Sunday, November 30, 2008
Have you ever seen such luscious colors?? These are just a few of the yarns offered for sale at the Fulton Street Gallery by Pat Bohrer, owner of Eastside Weavers in Troy (www.eastsideweavers.com). She sells hand-dyed yarns, roving, and beautiful hand-woven scarves and shawls, and they're available for your viewing pleasure at the gallery. A great time to see them would be Sunday, December 7th, during Troy's Victorian Stroll, from 11:00 until 5:00. Come in and enjoy the feast!
Friday, November 28, 2008
If you're looking for a lovely, old-fashioned way to spend an afternoon, come to the 26th Annual Victorian Stroll in downtown Troy on Sunday, December 7th, from 11:00 until 5:00, and make your way to the Fulton Street Gallery Gift Shop at 408 Fulton Street. You'll find beautiful paintings and prints, elegant hand-woven shawls, and sumptuous yarns by local artists, as well as my own quilted wall art. (Pictured above is Harlequin, a 14" by 14" piece from my Spirals Squared series.) Throughout the downtown area, there will be musicians, dancers, magicians, rides, refreshments, and boutiques offering their finest holiday gifts; for a full schedule and a description of the day's events, log onto www.victorianstroll.com. Hope to see you there!
Saturday, November 22, 2008
As you enter the Guilderland Library, there are four display cases filled with wonderful pieces of art created by members of ARTAA. Pictured above:
Top shelf: quilted stole and purse by Nancy DiDonato, small quilt by Georgia Bonesteel, painted collage by Joanna Monroe, lace jewelry by Barbara Vanselow
Middle shelf: dolls by Phyllis Scaringe
Bottom shelf: collage by Francelise Dawkins, dolls by Phyllis Scaringe
These pieces simply must be seen in person to truly appreciate the detail and workmanship, and one of them might just turn out to be a special addition to your holiday wish list. Come see the show, now through January 1st, and delight in the creations presented by these talented women.
Saturday, November 15, 2008
Here are more pictures of the beautiful pieces of art by members of ARTAA that are now being exhibited at the Guilderland Public Library. The largest piece is from Pam Schafer, and was inspired by the artist William Morris; the four smaller works were created by (clockwise, from upper right) Eileen Donovan, Linda Shea, Karen Asherman, and Linda Shea. Many of the pieces on display have won awards at art venues and quilt shows around the country. Stop in the library on Western Avenue in Guilderland and see these exquisite works of textile art up close -- we're worth the trip!

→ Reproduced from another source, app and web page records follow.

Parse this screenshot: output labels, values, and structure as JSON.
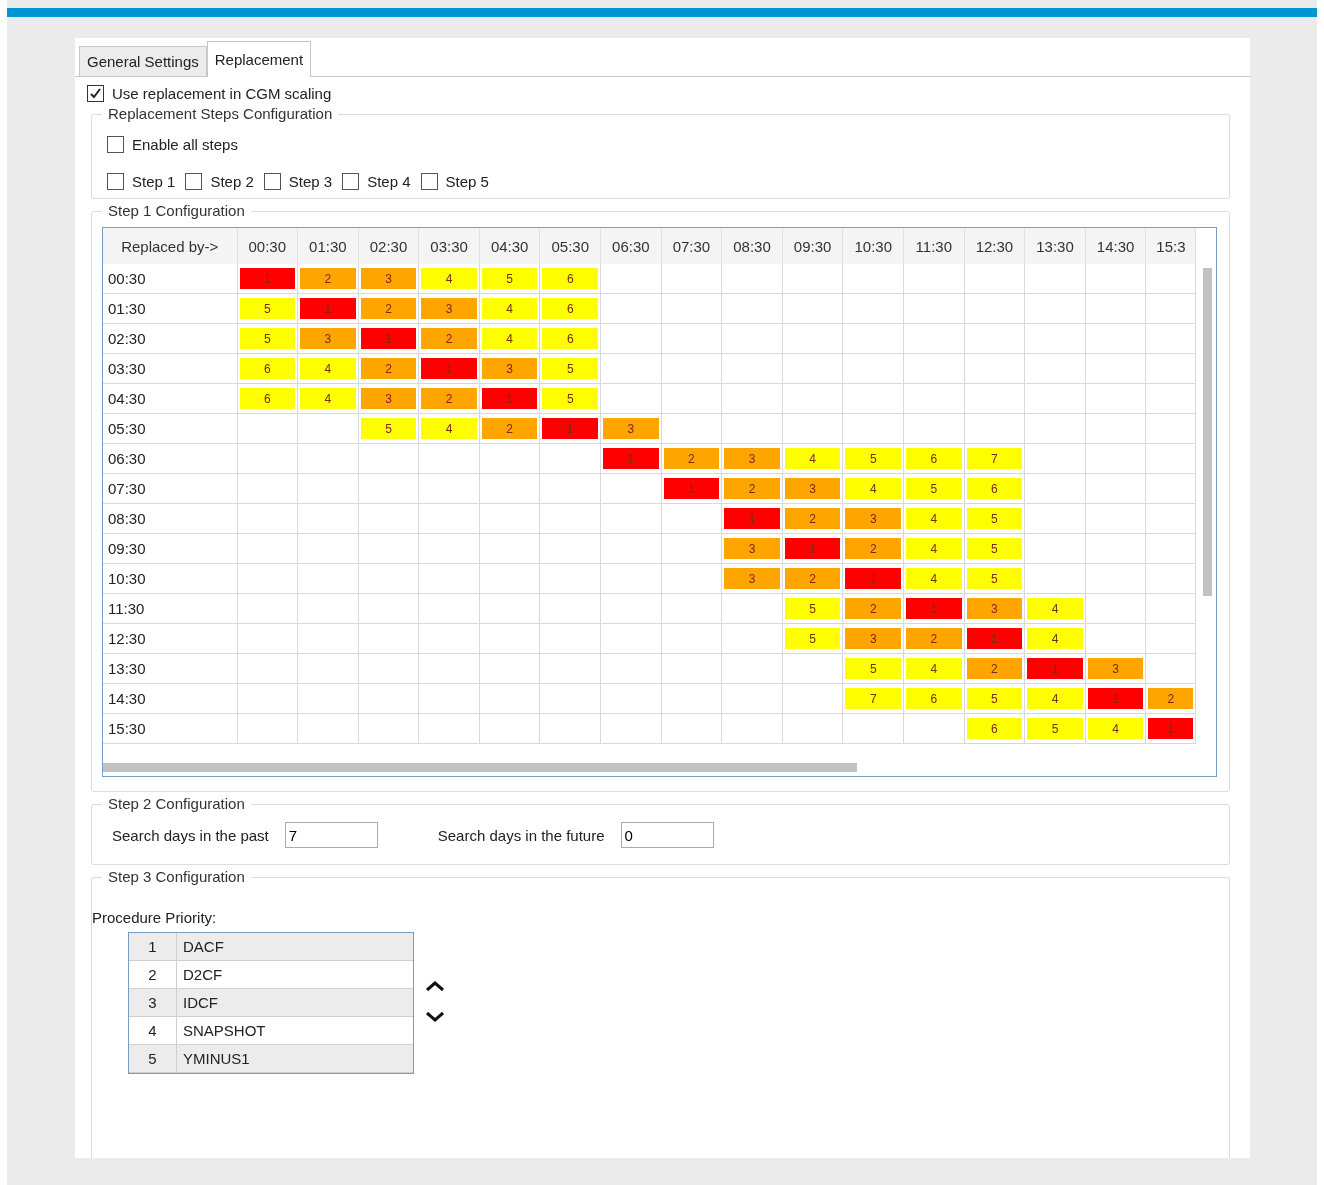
{
  "tabs": [
    {
      "label": "General Settings",
      "selected": false
    },
    {
      "label": "Replacement",
      "selected": true
    }
  ],
  "use_replacement": {
    "label": "Use replacement in CGM scaling",
    "checked": true
  },
  "steps_config": {
    "title": "Replacement Steps Configuration",
    "enable_all": {
      "label": "Enable all steps",
      "checked": false
    },
    "steps": [
      {
        "label": "Step 1",
        "checked": false
      },
      {
        "label": "Step 2",
        "checked": false
      },
      {
        "label": "Step 3",
        "checked": false
      },
      {
        "label": "Step 4",
        "checked": false
      },
      {
        "label": "Step 5",
        "checked": false
      }
    ]
  },
  "step1": {
    "title": "Step 1 Configuration",
    "corner": "Replaced by->",
    "columns": [
      "00:30",
      "01:30",
      "02:30",
      "03:30",
      "04:30",
      "05:30",
      "06:30",
      "07:30",
      "08:30",
      "09:30",
      "10:30",
      "11:30",
      "12:30",
      "13:30",
      "14:30",
      "15:3"
    ],
    "rows": [
      {
        "time": "00:30",
        "cells": [
          {
            "value": "1",
            "color": "#ff0000"
          },
          {
            "value": "2",
            "color": "#ffa500"
          },
          {
            "value": "3",
            "color": "#ffa500"
          },
          {
            "value": "4",
            "color": "#ffff00"
          },
          {
            "value": "5",
            "color": "#ffff00"
          },
          {
            "value": "6",
            "color": "#ffff00"
          },
          null,
          null,
          null,
          null,
          null,
          null,
          null,
          null,
          null,
          null
        ]
      },
      {
        "time": "01:30",
        "cells": [
          {
            "value": "5",
            "color": "#ffff00"
          },
          {
            "value": "1",
            "color": "#ff0000"
          },
          {
            "value": "2",
            "color": "#ffa500"
          },
          {
            "value": "3",
            "color": "#ffa500"
          },
          {
            "value": "4",
            "color": "#ffff00"
          },
          {
            "value": "6",
            "color": "#ffff00"
          },
          null,
          null,
          null,
          null,
          null,
          null,
          null,
          null,
          null,
          null
        ]
      },
      {
        "time": "02:30",
        "cells": [
          {
            "value": "5",
            "color": "#ffff00"
          },
          {
            "value": "3",
            "color": "#ffa500"
          },
          {
            "value": "1",
            "color": "#ff0000"
          },
          {
            "value": "2",
            "color": "#ffa500"
          },
          {
            "value": "4",
            "color": "#ffff00"
          },
          {
            "value": "6",
            "color": "#ffff00"
          },
          null,
          null,
          null,
          null,
          null,
          null,
          null,
          null,
          null,
          null
        ]
      },
      {
        "time": "03:30",
        "cells": [
          {
            "value": "6",
            "color": "#ffff00"
          },
          {
            "value": "4",
            "color": "#ffff00"
          },
          {
            "value": "2",
            "color": "#ffa500"
          },
          {
            "value": "1",
            "color": "#ff0000"
          },
          {
            "value": "3",
            "color": "#ffa500"
          },
          {
            "value": "5",
            "color": "#ffff00"
          },
          null,
          null,
          null,
          null,
          null,
          null,
          null,
          null,
          null,
          null
        ]
      },
      {
        "time": "04:30",
        "cells": [
          {
            "value": "6",
            "color": "#ffff00"
          },
          {
            "value": "4",
            "color": "#ffff00"
          },
          {
            "value": "3",
            "color": "#ffa500"
          },
          {
            "value": "2",
            "color": "#ffa500"
          },
          {
            "value": "1",
            "color": "#ff0000"
          },
          {
            "value": "5",
            "color": "#ffff00"
          },
          null,
          null,
          null,
          null,
          null,
          null,
          null,
          null,
          null,
          null
        ]
      },
      {
        "time": "05:30",
        "cells": [
          null,
          null,
          {
            "value": "5",
            "color": "#ffff00"
          },
          {
            "value": "4",
            "color": "#ffff00"
          },
          {
            "value": "2",
            "color": "#ffa500"
          },
          {
            "value": "1",
            "color": "#ff0000"
          },
          {
            "value": "3",
            "color": "#ffa500"
          },
          null,
          null,
          null,
          null,
          null,
          null,
          null,
          null,
          null
        ]
      },
      {
        "time": "06:30",
        "cells": [
          null,
          null,
          null,
          null,
          null,
          null,
          {
            "value": "1",
            "color": "#ff0000"
          },
          {
            "value": "2",
            "color": "#ffa500"
          },
          {
            "value": "3",
            "color": "#ffa500"
          },
          {
            "value": "4",
            "color": "#ffff00"
          },
          {
            "value": "5",
            "color": "#ffff00"
          },
          {
            "value": "6",
            "color": "#ffff00"
          },
          {
            "value": "7",
            "color": "#ffff00"
          },
          null,
          null,
          null
        ]
      },
      {
        "time": "07:30",
        "cells": [
          null,
          null,
          null,
          null,
          null,
          null,
          null,
          {
            "value": "1",
            "color": "#ff0000"
          },
          {
            "value": "2",
            "color": "#ffa500"
          },
          {
            "value": "3",
            "color": "#ffa500"
          },
          {
            "value": "4",
            "color": "#ffff00"
          },
          {
            "value": "5",
            "color": "#ffff00"
          },
          {
            "value": "6",
            "color": "#ffff00"
          },
          null,
          null,
          null
        ]
      },
      {
        "time": "08:30",
        "cells": [
          null,
          null,
          null,
          null,
          null,
          null,
          null,
          null,
          {
            "value": "1",
            "color": "#ff0000"
          },
          {
            "value": "2",
            "color": "#ffa500"
          },
          {
            "value": "3",
            "color": "#ffa500"
          },
          {
            "value": "4",
            "color": "#ffff00"
          },
          {
            "value": "5",
            "color": "#ffff00"
          },
          null,
          null,
          null
        ]
      },
      {
        "time": "09:30",
        "cells": [
          null,
          null,
          null,
          null,
          null,
          null,
          null,
          null,
          {
            "value": "3",
            "color": "#ffa500"
          },
          {
            "value": "1",
            "color": "#ff0000"
          },
          {
            "value": "2",
            "color": "#ffa500"
          },
          {
            "value": "4",
            "color": "#ffff00"
          },
          {
            "value": "5",
            "color": "#ffff00"
          },
          null,
          null,
          null
        ]
      },
      {
        "time": "10:30",
        "cells": [
          null,
          null,
          null,
          null,
          null,
          null,
          null,
          null,
          {
            "value": "3",
            "color": "#ffa500"
          },
          {
            "value": "2",
            "color": "#ffa500"
          },
          {
            "value": "1",
            "color": "#ff0000"
          },
          {
            "value": "4",
            "color": "#ffff00"
          },
          {
            "value": "5",
            "color": "#ffff00"
          },
          null,
          null,
          null
        ]
      },
      {
        "time": "11:30",
        "cells": [
          null,
          null,
          null,
          null,
          null,
          null,
          null,
          null,
          null,
          {
            "value": "5",
            "color": "#ffff00"
          },
          {
            "value": "2",
            "color": "#ffa500"
          },
          {
            "value": "1",
            "color": "#ff0000"
          },
          {
            "value": "3",
            "color": "#ffa500"
          },
          {
            "value": "4",
            "color": "#ffff00"
          },
          null,
          null
        ]
      },
      {
        "time": "12:30",
        "cells": [
          null,
          null,
          null,
          null,
          null,
          null,
          null,
          null,
          null,
          {
            "value": "5",
            "color": "#ffff00"
          },
          {
            "value": "3",
            "color": "#ffa500"
          },
          {
            "value": "2",
            "color": "#ffa500"
          },
          {
            "value": "1",
            "color": "#ff0000"
          },
          {
            "value": "4",
            "color": "#ffff00"
          },
          null,
          null
        ]
      },
      {
        "time": "13:30",
        "cells": [
          null,
          null,
          null,
          null,
          null,
          null,
          null,
          null,
          null,
          null,
          {
            "value": "5",
            "color": "#ffff00"
          },
          {
            "value": "4",
            "color": "#ffff00"
          },
          {
            "value": "2",
            "color": "#ffa500"
          },
          {
            "value": "1",
            "color": "#ff0000"
          },
          {
            "value": "3",
            "color": "#ffa500"
          },
          null
        ]
      },
      {
        "time": "14:30",
        "cells": [
          null,
          null,
          null,
          null,
          null,
          null,
          null,
          null,
          null,
          null,
          {
            "value": "7",
            "color": "#ffff00"
          },
          {
            "value": "6",
            "color": "#ffff00"
          },
          {
            "value": "5",
            "color": "#ffff00"
          },
          {
            "value": "4",
            "color": "#ffff00"
          },
          {
            "value": "1",
            "color": "#ff0000"
          },
          {
            "value": "2",
            "color": "#ffa500"
          }
        ]
      },
      {
        "time": "15:30",
        "cells": [
          null,
          null,
          null,
          null,
          null,
          null,
          null,
          null,
          null,
          null,
          null,
          null,
          {
            "value": "6",
            "color": "#ffff00"
          },
          {
            "value": "5",
            "color": "#ffff00"
          },
          {
            "value": "4",
            "color": "#ffff00"
          },
          {
            "value": "1",
            "color": "#ff0000"
          }
        ]
      }
    ]
  },
  "step2": {
    "title": "Step 2 Configuration",
    "fields": [
      {
        "label": "Search days in the past",
        "value": "7"
      },
      {
        "label": "Search days in the future",
        "value": "0"
      }
    ]
  },
  "step3": {
    "title": "Step 3 Configuration",
    "list_label": "Procedure Priority:",
    "priorities": [
      {
        "rank": "1",
        "name": "DACF"
      },
      {
        "rank": "2",
        "name": "D2CF"
      },
      {
        "rank": "3",
        "name": "IDCF"
      },
      {
        "rank": "4",
        "name": "SNAPSHOT"
      },
      {
        "rank": "5",
        "name": "YMINUS1"
      }
    ]
  }
}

Wednesday, November 12, 2008
If you weren't able to make it to our artists' reception at the Guilderland Library on Sunday, November 9, here's hoping you'll have the opportunity to stop by and see the exhibit by the members of ARTAA. I'm so honored to be part of such a talented and diverse group of artists. Pictured here are works by two of our members: Linda Shea (single piece at left) and Kris Moss (both pieces at right). We were all so pleased with the lovely setting provided for us by the library; our pieces are being displayed in beautifully-lit rooms and glass-enclosed cases near the entrance, and I plan to show you more of these works of art in future blogs.
Wednesday, November 5, 2008
. . . for Sunday, November 9, from 2:00 to 4:00 PM. You'll want to come to the Guilderland Library at 2228 Western Avenue in Guilderland to "Meet the Artists" from the Adirondack Regional Textile Artists Alliance who are exhibiting their fiber arts creations at the library from now through January 1, 2009. I've said before that I'm deeply honored to be part of this group of extremely talented ladies, and you'll get to see a small portion of our collective works at this show. (Shown at right is a detail from one of my pieces, "Leaves That Are Green.") Refreshments will be served, and you may even find that perfect gift for someone on your holiday shopping list. We'd love to see you there!
. . . on my sewing machine that I really like! I have a Bernina artista 185, and I've been experimenting with different stitches to find those that can be used for machine applique. The stitch pictured here has been the most fun to play with -- it covers the edge of the applique piece nicely and gives a whimsical dimension to the embroidery. I plan to sew tiny beads at the points of the stitches (a little insane, you're thinking), and I think the effect is going to tickle me.